## YOUR OBJECTIVE
Locate each line in the records containing "JSON". Copy it.

Stored items:
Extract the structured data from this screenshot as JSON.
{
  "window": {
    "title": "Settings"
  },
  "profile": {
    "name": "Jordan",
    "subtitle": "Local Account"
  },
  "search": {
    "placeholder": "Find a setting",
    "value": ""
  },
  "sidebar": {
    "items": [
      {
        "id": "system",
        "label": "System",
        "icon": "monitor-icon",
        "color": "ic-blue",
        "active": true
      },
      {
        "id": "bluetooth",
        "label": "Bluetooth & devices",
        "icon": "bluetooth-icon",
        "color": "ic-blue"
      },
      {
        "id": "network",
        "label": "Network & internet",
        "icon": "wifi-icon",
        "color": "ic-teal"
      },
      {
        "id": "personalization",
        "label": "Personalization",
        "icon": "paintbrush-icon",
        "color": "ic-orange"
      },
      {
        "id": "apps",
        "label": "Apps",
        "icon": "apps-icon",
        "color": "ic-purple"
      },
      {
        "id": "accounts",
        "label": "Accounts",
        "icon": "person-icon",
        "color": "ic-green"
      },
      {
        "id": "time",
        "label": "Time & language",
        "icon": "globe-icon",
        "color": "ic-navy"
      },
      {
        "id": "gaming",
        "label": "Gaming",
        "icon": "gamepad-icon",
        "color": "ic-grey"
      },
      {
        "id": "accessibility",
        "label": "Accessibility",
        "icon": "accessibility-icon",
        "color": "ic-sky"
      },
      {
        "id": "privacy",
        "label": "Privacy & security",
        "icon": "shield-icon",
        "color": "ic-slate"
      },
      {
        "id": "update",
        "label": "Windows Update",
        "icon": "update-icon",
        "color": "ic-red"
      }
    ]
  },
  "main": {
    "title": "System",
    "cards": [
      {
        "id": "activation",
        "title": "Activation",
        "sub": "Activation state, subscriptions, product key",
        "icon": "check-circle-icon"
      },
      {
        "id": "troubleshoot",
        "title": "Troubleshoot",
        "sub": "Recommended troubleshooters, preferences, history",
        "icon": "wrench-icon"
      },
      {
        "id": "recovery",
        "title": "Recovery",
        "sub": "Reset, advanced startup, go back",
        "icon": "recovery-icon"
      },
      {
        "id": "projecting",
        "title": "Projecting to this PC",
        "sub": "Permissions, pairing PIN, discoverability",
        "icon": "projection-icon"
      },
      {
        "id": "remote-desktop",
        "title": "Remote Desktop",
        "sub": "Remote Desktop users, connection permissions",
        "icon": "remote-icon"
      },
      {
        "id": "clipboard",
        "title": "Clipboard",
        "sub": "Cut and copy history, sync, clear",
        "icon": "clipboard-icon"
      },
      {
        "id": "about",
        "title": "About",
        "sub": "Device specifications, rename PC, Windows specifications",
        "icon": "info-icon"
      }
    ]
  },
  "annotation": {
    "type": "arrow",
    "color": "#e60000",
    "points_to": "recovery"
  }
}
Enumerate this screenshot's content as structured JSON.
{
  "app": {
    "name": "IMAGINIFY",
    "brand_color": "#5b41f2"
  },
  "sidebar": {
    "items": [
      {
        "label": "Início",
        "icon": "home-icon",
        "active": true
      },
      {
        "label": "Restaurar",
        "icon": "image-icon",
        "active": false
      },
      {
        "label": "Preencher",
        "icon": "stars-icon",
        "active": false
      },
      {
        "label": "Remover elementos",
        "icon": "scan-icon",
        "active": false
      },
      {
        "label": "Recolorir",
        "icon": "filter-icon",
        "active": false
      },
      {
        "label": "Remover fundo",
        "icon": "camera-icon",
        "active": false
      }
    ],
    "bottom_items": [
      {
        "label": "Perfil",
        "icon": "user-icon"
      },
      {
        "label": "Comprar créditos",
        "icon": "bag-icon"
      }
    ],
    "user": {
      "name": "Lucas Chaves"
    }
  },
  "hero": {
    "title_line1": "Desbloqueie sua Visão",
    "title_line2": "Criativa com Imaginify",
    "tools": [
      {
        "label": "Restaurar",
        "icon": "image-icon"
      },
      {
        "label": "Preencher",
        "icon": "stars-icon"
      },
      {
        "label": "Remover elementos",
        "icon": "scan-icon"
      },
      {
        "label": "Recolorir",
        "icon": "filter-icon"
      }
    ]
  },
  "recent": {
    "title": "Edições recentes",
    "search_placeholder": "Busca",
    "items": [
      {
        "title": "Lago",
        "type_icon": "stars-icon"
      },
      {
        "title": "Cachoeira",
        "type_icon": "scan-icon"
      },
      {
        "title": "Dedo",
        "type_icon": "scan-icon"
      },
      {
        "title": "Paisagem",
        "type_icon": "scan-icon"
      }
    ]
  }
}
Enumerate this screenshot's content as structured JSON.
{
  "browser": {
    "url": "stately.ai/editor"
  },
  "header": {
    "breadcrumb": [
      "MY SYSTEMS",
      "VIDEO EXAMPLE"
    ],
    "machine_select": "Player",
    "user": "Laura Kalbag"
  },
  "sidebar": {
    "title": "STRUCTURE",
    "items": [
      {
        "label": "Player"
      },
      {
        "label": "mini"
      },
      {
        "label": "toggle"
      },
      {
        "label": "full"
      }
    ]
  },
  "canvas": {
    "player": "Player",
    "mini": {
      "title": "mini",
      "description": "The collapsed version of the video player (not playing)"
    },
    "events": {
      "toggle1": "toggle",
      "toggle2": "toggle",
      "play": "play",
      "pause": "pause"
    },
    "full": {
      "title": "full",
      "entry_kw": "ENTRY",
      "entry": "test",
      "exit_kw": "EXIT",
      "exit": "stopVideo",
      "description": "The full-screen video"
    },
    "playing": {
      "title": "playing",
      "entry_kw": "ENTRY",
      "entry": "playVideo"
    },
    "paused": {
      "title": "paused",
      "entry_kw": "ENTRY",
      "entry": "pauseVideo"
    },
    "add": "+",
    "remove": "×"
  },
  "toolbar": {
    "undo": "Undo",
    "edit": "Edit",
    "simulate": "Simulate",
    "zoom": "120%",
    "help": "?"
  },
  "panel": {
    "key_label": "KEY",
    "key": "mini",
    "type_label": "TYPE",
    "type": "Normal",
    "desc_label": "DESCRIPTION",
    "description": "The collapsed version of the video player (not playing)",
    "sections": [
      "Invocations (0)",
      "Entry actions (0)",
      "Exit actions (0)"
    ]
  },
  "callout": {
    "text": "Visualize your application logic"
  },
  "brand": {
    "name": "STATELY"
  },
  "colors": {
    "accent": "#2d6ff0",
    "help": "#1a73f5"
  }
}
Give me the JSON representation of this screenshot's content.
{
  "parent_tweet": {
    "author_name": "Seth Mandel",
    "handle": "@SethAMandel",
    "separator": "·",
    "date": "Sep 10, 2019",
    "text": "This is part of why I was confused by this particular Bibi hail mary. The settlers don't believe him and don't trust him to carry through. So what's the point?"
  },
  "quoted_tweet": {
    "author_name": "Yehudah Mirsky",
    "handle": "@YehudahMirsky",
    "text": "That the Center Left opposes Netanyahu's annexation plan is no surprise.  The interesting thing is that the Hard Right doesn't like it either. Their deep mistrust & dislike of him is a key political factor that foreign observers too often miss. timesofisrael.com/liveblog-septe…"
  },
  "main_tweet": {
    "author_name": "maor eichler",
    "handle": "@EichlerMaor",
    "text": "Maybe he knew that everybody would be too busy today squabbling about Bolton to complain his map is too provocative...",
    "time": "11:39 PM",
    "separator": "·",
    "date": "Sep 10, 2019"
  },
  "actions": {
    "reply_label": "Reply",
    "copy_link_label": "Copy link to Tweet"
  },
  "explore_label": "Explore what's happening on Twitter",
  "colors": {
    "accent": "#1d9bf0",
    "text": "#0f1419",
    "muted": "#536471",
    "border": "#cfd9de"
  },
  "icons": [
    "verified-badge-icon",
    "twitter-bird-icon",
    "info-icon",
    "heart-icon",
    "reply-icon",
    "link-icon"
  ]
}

## ANSWER SPACE
Extract the structured data from this screenshot as JSON.
Enumerate this screenshot's content as structured JSON.
Enumerate this screenshot's content as structured JSON.
Give me the JSON representation of this screenshot's content.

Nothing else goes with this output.